**Data under study:**
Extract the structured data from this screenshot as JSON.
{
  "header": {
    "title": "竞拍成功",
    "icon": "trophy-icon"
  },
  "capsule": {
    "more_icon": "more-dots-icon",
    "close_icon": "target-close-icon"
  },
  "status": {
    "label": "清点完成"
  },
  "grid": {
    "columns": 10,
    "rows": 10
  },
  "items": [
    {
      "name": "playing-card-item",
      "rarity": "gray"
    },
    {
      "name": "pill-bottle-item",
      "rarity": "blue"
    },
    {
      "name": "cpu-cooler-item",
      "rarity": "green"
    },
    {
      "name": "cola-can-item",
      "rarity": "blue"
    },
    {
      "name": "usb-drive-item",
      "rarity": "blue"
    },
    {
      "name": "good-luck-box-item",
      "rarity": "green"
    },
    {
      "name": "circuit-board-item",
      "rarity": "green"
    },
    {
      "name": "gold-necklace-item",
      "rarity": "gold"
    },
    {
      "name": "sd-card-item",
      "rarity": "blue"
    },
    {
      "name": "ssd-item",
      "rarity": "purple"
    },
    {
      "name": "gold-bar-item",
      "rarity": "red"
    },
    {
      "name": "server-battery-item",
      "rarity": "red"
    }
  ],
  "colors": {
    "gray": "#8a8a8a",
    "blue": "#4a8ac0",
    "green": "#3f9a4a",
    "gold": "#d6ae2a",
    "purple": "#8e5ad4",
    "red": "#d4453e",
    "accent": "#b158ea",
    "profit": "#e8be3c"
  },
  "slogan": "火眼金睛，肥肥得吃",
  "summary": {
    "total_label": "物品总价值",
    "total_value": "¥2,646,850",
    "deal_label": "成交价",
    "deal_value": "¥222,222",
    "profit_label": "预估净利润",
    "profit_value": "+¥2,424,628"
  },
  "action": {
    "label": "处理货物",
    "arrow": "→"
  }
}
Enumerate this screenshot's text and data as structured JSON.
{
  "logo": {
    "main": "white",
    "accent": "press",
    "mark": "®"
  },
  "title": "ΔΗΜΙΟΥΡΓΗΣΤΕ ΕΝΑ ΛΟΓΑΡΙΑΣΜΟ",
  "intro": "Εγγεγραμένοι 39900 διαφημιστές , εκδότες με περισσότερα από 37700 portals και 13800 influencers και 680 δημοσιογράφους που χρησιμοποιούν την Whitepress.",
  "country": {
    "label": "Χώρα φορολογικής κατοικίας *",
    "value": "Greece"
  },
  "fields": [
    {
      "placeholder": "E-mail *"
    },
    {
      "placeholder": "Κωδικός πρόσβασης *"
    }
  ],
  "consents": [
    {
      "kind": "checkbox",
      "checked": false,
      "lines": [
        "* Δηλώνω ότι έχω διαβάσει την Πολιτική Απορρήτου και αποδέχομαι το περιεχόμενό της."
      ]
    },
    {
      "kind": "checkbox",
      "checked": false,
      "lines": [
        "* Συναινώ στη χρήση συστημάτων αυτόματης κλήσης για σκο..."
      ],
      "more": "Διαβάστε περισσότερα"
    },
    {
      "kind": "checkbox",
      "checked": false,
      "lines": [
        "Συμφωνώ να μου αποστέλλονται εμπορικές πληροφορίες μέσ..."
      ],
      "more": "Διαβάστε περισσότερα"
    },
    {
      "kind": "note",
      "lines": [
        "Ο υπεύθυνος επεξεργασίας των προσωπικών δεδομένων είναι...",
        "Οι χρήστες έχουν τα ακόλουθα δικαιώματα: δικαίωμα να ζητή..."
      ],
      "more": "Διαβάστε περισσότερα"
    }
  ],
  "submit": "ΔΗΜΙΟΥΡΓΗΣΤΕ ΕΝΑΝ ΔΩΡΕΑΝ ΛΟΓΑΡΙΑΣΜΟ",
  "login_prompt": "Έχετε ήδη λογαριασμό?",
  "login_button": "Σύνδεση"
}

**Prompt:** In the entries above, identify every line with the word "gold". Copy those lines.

**Task result:**
      "name": "gold-necklace-item",
      "rarity": "gold"
      "name": "gold-bar-item",
    "gold": "#d6ae2a",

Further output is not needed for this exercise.